Design: ACM was delivered orally as a 200-mg lozenge given three times daily over a 12-week (study Alpha) or 24-week (study Omega) period to a total of 22 and 97 subjects, respectively. All participants had prominent complaints of persistent dry mouth associated with primary Sjögren's syndrome. Patients were examined every 4 weeks in study Alpha and every 6 weeks in study Omega.
Settings: Patients were seen in outpatient clinics at a total of 33 sites within the United States.
Outcome measures: Unstimulated whole saliva output, a measure of basal salivary gland function, was determined at each visit. Symptoms associated with oral and ocular dryness were assessed at the same time with the use of 100-mm visual analog scales. Safety was assessed by physical examination and laboratory studies.
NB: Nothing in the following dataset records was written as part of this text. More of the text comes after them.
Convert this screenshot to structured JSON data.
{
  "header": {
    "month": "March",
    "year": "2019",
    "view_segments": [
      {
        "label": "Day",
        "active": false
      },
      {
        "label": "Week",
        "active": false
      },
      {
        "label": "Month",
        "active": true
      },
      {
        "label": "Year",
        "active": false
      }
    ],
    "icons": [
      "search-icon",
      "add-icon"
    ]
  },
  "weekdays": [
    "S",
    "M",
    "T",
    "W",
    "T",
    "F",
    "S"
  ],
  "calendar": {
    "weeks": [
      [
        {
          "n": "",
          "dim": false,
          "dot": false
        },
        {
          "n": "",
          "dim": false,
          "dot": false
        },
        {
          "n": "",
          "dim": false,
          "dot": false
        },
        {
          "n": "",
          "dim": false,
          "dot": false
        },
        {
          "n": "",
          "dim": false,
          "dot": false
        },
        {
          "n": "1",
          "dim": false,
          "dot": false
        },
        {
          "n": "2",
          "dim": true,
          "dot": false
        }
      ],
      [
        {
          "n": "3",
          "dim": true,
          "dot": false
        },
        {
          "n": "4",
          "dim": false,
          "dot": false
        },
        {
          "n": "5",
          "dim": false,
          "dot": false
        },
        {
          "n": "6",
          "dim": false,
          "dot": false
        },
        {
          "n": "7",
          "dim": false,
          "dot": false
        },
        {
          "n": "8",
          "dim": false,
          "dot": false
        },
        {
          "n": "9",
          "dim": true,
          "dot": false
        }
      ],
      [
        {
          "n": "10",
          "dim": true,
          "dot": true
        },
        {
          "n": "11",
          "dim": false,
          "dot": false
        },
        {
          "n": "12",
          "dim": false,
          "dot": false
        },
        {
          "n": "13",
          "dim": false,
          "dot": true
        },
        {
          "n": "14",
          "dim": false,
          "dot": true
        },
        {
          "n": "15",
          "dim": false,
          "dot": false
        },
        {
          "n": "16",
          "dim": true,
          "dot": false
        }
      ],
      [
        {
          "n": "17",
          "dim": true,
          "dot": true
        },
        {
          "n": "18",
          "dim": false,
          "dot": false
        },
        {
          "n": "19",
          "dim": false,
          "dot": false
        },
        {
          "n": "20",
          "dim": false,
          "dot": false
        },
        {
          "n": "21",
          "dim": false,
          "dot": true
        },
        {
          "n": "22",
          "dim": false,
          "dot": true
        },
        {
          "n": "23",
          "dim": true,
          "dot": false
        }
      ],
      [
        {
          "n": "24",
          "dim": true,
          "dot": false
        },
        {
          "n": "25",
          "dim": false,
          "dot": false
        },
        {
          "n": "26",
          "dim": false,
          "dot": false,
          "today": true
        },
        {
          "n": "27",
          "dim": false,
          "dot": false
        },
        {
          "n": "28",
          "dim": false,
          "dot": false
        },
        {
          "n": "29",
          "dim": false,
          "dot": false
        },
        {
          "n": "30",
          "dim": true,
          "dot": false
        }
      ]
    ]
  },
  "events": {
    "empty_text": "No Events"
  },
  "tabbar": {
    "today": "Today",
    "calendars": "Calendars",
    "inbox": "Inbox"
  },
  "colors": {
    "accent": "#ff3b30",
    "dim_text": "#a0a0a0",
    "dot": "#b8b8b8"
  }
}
Results: During these clinical trials, a majority of subjects demonstrated an increase in unstimulated whole saliva output and the treatment exhibited an excellent safety profile. The ACM treatment in study Omega led to significant improvement in several subjective measures of oral and ocular comfort.
Conclusions: In these two studies, ACM lozenges administered three times daily for 12 or 24 weeks improved salivary output and decreased complaints of dry mouth and eyes. Side effects were minimal, and treatment was without significant adverse events. This safe and simple intervention may provide clinical benefit to individuals with distressing dry mouth symptoms.